Task item ->
Across the entries below, determine how many lines include the word "shown". State only the resulting number.

*** Given data ***

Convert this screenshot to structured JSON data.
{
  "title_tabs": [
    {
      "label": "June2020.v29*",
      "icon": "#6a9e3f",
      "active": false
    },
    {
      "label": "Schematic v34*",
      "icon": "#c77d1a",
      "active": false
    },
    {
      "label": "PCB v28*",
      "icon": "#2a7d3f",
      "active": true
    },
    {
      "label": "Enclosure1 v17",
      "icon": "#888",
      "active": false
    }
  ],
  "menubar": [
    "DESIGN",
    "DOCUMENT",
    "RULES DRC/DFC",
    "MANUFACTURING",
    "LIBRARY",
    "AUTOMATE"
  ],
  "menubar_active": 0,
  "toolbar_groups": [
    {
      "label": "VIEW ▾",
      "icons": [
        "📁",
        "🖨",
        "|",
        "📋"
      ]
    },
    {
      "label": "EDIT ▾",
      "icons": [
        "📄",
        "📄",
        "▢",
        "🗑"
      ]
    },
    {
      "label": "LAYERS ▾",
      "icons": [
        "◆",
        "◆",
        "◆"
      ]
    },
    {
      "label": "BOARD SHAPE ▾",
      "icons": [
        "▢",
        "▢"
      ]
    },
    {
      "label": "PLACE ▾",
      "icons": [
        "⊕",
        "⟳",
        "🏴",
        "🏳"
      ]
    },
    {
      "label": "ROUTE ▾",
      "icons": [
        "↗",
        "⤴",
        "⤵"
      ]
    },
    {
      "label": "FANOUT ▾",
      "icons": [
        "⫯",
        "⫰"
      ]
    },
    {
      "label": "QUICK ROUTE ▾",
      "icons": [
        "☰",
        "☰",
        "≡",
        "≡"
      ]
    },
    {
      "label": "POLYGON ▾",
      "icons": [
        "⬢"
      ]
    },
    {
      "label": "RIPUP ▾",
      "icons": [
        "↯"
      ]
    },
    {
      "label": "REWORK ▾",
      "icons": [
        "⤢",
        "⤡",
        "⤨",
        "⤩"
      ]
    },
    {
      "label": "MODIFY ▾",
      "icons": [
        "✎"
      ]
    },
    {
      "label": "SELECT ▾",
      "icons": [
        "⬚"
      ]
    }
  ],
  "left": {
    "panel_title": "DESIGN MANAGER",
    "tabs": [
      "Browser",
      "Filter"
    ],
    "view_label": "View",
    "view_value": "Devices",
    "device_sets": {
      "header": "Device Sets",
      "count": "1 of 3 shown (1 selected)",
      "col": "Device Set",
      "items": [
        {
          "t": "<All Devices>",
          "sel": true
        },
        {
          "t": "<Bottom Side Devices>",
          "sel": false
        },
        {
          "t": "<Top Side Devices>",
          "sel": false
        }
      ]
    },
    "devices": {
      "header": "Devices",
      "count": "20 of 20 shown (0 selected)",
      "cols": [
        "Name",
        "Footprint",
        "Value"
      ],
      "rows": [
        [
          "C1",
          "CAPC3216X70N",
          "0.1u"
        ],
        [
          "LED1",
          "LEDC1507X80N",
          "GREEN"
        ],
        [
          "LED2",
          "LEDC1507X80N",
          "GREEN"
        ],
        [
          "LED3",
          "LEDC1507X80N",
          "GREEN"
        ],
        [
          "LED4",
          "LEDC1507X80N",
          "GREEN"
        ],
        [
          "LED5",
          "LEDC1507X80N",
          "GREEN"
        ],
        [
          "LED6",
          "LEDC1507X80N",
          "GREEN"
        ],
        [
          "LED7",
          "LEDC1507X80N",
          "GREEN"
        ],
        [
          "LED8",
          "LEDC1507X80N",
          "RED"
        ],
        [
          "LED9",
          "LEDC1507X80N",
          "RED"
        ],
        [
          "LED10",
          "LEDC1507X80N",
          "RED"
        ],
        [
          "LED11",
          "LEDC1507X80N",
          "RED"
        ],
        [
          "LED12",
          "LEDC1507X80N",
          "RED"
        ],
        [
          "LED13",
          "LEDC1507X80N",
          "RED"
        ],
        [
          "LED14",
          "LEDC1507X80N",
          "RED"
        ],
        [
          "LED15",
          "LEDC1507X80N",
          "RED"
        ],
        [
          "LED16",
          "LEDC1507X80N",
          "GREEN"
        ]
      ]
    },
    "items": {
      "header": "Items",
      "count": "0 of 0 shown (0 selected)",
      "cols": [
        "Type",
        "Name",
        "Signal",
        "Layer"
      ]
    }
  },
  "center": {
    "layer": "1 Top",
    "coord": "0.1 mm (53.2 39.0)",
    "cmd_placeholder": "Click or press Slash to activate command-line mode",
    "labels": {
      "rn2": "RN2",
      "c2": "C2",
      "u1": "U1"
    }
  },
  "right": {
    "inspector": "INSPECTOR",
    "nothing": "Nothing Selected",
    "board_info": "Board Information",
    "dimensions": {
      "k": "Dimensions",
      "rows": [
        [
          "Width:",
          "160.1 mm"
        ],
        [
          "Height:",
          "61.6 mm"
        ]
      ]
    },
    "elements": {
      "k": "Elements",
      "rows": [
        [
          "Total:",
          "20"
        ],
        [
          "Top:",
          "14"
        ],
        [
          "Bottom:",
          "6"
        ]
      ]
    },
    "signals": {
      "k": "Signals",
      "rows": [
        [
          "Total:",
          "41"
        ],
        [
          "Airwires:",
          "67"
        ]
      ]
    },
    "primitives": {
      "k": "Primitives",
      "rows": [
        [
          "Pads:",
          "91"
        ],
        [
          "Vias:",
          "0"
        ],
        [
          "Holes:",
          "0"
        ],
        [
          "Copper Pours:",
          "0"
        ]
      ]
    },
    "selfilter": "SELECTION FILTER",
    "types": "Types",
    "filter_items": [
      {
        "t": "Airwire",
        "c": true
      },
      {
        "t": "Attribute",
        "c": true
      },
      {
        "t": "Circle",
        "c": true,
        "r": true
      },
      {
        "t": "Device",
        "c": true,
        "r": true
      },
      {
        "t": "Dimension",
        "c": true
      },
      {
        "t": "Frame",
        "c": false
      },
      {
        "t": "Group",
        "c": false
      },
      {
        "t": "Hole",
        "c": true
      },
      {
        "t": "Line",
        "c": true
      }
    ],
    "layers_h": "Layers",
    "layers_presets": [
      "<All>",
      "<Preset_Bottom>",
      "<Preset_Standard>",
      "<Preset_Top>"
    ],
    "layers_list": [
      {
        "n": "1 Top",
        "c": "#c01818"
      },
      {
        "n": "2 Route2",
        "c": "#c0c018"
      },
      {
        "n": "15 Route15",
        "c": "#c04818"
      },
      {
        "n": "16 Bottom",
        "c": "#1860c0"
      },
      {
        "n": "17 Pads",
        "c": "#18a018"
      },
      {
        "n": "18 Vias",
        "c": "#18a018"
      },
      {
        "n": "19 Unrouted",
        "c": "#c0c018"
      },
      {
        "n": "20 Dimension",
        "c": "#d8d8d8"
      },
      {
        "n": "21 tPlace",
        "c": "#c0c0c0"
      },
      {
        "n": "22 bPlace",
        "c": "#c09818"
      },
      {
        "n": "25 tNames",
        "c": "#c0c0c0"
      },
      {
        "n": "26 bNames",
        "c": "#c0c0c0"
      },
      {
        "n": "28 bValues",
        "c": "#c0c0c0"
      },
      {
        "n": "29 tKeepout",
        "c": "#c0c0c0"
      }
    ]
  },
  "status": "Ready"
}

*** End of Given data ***

Task response ->
3